Today, only a few fringe Christian groups still teach that Jews are responsible for
Christ's death. However, many Christian denominations teach that the promises that G-d made to the
Jewish people have been withdrawn and transferred to the Christian Church. This teaching
has led to conflicts over attempts to evangelize Jews. Although
anti-Semitism has been abandoned by most faith groups in North America, the relationship between
Christians and Jews has much room for improvement.
Some Jewish websites:
Ask Moses is an information source on Judaism. Questions not answered on their site can be directed to an
online scholar. See: http://www.askmoses.com/
Bayit HhaSham Midrash, the House of The Name Academy, has a Te©wrah
Torah Translation Project.

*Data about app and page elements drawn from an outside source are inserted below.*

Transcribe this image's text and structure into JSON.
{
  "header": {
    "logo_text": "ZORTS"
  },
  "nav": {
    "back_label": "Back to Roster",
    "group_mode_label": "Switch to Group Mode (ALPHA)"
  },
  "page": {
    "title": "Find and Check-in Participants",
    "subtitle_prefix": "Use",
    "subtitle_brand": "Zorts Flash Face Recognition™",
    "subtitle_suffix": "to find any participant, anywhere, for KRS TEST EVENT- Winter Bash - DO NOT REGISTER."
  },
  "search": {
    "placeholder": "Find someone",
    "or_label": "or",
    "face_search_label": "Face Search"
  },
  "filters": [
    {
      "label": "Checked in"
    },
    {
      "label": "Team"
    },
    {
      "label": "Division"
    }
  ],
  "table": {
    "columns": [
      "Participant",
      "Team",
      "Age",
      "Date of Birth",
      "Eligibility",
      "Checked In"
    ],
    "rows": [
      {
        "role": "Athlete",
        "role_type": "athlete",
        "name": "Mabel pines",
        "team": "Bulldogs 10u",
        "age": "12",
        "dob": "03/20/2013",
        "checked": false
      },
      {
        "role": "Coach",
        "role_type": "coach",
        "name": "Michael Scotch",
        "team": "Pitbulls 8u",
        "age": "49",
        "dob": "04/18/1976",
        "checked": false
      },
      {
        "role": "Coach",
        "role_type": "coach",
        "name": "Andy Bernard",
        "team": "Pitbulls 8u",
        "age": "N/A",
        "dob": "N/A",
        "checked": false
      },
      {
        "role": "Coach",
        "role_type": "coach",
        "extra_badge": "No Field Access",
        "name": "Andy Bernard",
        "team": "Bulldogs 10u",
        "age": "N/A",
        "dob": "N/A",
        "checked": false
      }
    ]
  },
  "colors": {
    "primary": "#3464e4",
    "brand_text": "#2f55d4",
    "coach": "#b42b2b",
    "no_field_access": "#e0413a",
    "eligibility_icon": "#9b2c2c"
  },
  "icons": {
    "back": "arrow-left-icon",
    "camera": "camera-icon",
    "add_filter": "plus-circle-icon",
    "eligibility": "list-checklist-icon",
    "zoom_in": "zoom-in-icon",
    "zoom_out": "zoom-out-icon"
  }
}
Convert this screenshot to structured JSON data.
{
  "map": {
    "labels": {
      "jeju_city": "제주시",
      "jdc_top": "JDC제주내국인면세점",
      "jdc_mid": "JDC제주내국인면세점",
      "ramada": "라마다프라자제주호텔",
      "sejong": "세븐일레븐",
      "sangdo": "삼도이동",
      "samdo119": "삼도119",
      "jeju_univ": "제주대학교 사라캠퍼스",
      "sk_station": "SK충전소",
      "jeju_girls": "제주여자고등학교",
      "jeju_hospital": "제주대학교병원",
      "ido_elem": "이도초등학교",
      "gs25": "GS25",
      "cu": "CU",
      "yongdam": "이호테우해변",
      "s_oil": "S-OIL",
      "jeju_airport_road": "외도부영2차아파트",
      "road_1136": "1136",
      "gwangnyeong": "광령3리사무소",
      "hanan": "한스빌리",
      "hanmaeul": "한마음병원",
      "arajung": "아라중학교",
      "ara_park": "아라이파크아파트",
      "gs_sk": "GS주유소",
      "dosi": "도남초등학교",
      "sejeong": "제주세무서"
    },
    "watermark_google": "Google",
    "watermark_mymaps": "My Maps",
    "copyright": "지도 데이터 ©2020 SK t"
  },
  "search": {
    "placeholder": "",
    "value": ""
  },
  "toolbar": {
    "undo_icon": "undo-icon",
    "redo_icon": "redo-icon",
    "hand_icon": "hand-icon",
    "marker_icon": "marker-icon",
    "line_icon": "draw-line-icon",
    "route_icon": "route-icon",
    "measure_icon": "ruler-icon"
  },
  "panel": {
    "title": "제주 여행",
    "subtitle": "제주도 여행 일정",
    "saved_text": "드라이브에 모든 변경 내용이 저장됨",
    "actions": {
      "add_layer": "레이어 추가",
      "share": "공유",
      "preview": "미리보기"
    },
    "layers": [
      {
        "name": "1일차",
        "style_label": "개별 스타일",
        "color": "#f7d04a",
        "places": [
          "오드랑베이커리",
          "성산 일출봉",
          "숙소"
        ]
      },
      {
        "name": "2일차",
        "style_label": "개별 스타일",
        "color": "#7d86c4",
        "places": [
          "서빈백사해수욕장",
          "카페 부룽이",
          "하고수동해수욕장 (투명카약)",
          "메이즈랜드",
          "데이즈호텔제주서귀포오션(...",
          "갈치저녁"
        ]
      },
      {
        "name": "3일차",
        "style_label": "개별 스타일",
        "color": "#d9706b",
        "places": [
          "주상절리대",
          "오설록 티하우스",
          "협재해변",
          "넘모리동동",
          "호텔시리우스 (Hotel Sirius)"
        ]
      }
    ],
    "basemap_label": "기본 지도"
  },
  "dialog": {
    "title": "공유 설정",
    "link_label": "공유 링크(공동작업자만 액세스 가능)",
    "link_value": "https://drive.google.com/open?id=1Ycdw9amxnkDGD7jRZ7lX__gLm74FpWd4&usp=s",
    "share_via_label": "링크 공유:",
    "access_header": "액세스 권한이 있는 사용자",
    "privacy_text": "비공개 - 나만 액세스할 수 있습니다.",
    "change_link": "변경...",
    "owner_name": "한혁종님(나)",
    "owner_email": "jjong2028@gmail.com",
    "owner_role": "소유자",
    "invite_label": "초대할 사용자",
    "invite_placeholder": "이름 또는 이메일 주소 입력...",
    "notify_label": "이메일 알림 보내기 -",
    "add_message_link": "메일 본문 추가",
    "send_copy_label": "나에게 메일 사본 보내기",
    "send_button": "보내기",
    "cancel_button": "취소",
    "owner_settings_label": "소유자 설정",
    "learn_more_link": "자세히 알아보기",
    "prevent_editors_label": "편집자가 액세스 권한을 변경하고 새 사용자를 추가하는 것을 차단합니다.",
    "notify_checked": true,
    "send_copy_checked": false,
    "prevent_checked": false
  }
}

You can download Hebrew fonts from their website.
Becoming Jewish is an "online information source for those
considering conversion to Judaism, in the process of converting, Righteous
Gentiles (B'nei Noach), and anyone interested in learning about Judaism."
Famous Jews Interactive contains biographies of hundreds of well-known Jews. See: http://www.yahoodi.com/
Got Torah? is a website specializing in the home education of adults and children. See: http://www.gottorah.com/
The Hebrew Language website is a large compilation of free online resources to assist in learning Hebrew. See: http://www.hebrew-language.com
The Hebrew Language Guide web site has many resources, including information on the Hebrew alphabet, learning Hebrew online, Hebrew Vocabulary & Idioms, Hebrew fonts for your computer and more. See: http://www.hebrewlanguageguide.com/
HHJudaica, "the home of Heichel Hasforim Judaica," sells Jewish books,
toys, tallitot, religious articles, etc. See: http://www.hhjudaica.com/
The Jewish History Resource Center at the Hebrew University of Jerusalem is a very large website maintained by the Dinur Center for Research in Jewish
History. See: http://jewishhistory.huji.ac.il/
Jewish People Unite attempts to build bonds and bridges among all
types of Jews. See: http://www.jewish-people-unite.com/
Judaism 101 is an "online encyclopedia of Judaism, covering Jewish
beliefs, people, places, things, language, scripture, holidays, practices and customs."
Judaism and Jewish Heritage is a non-profit site which encourages Jews to learn about their heritage. See: http://www.areyoujewish.com
in the Modern Age" is an index of class notes for a University of Alberta course at: http://www.ucalgary.ca/
The Peace Encyclopedia "examines the human nature behind problems in the Middle East and elsewhere." See: http://www.yahoodi.com/peace
The "Photos from Isreal" features hunreds of posters and photographs, mainly from Israel. See: http://www.israelimage.net/
Shamash, the Jewish Network has a page of links to Jewish websites at: http://www.shamash.org
The Soc.Culture.Jewish newsgroup is at: http://www.shamash.org/ This extensive list of questions and answers was developed by a committee of Jews
from all denominations.
Union for Reform Judaism serves Reform congregations in North America. See: http://urj.org/cong/outreach/
World of Judica™ is a broadly based Jewish website featuring:
- Menoras, Seder plates and other items related to Jewish holidays.
- Shabbat items such as candlesticks and challah boards.
- Jewish Jewelry.
Extensive range of topics discussed on their Oy Vey Blog.
Jewish Learning Center.
- Articles about the Jewish calendar, biblical figures, beliefs, Shabbat, etc.
Zipple.net bill themselves as "The Jewish MEGA-Site"
with considerable justification. It is a wide-ranging Jewish website with a broad list of
topics. See: http://www.zipple.net/
The following information sources were used to prepare and update the above
essay. The hyperlinks are not necessarily still active today.
Josh Nathan-Kazis, "Liberal Denominations Face Crisis as Rabbis Rebel, Numbers Shrink," The Jewish Daily Forward, 2011-FEB-18, at: http://www.forward.com/
"Press Release: American Jewish Committee Publishes Synagogue Census,"
2002-AUG-7, at: http://www.ajc.org/
Leonard Saxe, "U.S. Jewry 2010: Estimates of the size and characteristics of the population," Page 16, 2010-DEC-20, Brandeis University, at: http://www.brandeis.edu/ This is a PDF file.
Copyright © 1995 to 2014 by Ontario
Consultants on Religious Tolerance
Latest update: 2014-JUL-23
Author: B.A. Robinson